Why is Tom Jones cool and still listened to while the similarly great-voiced Engelbert Humperdink with some similarly great singles fairly forgotten in the US? To me, they're both very British (even European) artists, specializing in lots of songs perfect for pub sing-alongs. They both have excellent voices and some great singles. Their careers are quite similar: big success in the 1960s, both hosted variety shows (I think Tom's was a bigger hit), both made the usual career u-turns to stay "relevant" or find a new market, like Jone doing country in the 1980s, Engelbert doing the Philly sound and then gospel (first) w the Jordannaires, Jones acting in movies and doing hip covers, Engelbert doing "Lesbian Seagull" for the Beavis and Butt-head Do America movie, putting their sons in charge etc. It's like these two compare notes! So first, keep in mind they both still get a lot of love in Europe, probably closer in most people's minds than they are here.
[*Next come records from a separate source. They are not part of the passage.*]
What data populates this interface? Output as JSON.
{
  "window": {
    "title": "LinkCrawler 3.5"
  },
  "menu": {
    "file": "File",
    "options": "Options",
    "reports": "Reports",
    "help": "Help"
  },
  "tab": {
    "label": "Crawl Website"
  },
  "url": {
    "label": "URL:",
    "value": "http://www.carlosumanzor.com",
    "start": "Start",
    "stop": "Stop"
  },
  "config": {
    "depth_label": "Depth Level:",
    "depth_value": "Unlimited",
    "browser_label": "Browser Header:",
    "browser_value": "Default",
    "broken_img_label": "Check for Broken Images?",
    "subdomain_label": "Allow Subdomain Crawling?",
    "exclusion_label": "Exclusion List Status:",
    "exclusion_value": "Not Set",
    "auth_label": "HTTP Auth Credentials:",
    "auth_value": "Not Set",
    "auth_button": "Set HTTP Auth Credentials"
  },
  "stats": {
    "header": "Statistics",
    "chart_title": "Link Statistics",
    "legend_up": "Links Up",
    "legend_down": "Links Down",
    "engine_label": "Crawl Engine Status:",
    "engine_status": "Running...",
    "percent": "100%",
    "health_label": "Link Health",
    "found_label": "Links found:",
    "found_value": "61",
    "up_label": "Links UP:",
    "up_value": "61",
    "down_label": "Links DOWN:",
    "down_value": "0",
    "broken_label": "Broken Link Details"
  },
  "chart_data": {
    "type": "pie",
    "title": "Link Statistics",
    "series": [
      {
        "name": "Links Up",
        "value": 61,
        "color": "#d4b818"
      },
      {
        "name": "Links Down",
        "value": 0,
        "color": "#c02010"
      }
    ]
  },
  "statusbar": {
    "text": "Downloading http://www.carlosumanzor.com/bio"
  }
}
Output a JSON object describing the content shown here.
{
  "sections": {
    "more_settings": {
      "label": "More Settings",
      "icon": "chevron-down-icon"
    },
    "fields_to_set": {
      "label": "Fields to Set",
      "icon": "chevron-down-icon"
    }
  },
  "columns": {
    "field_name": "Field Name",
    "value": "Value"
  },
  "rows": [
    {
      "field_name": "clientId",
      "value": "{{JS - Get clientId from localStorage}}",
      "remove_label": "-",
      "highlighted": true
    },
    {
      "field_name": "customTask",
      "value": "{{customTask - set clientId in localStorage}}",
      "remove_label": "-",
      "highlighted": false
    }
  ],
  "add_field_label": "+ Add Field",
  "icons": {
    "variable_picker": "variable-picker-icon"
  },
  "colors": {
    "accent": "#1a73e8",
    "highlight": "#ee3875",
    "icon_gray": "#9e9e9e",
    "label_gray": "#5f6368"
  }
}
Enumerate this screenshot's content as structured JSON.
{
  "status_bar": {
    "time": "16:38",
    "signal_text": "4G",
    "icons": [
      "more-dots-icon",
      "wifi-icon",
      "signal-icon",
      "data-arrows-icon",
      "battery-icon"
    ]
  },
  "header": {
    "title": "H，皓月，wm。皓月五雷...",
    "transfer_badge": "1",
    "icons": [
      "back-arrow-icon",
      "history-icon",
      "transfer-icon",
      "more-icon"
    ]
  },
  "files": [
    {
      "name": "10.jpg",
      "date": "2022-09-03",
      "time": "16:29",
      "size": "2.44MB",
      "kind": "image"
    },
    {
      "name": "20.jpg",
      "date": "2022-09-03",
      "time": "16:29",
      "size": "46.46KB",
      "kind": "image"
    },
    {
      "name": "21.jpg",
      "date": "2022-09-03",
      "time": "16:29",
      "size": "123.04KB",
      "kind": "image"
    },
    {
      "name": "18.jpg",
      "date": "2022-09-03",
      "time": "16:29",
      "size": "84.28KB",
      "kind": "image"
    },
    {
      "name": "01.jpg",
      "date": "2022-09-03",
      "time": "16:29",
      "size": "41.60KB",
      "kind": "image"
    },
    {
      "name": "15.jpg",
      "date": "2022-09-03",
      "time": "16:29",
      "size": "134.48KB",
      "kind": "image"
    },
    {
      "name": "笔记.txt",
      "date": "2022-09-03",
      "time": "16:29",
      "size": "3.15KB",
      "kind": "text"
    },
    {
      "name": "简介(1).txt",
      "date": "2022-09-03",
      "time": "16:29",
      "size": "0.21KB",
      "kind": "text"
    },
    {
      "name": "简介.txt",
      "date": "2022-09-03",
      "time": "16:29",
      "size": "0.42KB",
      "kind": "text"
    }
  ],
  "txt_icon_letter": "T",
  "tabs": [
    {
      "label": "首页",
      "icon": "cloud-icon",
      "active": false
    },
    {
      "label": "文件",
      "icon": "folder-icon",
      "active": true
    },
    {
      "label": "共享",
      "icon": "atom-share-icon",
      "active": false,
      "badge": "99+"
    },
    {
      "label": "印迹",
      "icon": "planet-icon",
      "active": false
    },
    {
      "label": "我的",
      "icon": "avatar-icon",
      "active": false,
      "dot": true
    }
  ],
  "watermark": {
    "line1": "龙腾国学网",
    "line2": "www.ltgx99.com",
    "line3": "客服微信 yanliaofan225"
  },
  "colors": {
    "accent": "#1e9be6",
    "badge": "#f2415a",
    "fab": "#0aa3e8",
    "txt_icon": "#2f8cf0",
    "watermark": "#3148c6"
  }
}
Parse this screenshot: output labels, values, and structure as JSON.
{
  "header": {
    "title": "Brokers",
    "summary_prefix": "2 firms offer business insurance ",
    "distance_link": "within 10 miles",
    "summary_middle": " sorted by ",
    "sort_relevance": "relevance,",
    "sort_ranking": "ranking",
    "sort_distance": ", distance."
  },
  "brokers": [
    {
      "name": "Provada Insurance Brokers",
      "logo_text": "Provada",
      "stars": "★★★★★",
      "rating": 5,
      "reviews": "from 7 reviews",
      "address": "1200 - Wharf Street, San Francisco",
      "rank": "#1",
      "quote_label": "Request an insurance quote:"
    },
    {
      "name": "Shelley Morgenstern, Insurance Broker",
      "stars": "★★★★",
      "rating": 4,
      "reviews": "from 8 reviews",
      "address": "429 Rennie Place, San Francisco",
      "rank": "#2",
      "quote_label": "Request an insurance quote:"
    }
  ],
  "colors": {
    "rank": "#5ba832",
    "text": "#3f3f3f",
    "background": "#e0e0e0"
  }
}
They both followed similar tacks but I think the moves by Jones just paid off more artistically and commercially. ("Kiss" really is killer.) Musically, also, I think Tom Jones has those crucial, early, panty-tossing hits that look to the future (sort of rock n roll), namely "What's New Pussycat" and "It's Not Unusual." Engelbert's signature songs look back to classic Tin Pan Alley, the wounded lover of "Release Me" and "A Man Without Love." Jones's songs were sort of contemporary at the time, while Engelbert's were always old school. You can imagine dads listening to Tom Jones but only Moms listen to Engelbert. Finally, I think Engelbert leans more towards Europe while Jones leans more towards America. Finally, his definitive first greatest hits set is poorly programmed -- the second track is "Quando Quando Quando," then the third track is "Les Bicyclettes de Belsize" and then the fourth is called "Spanish Eyes." Maybe I'm overthinking but that's just VERY European and I think you lose most dudes by the fourth song.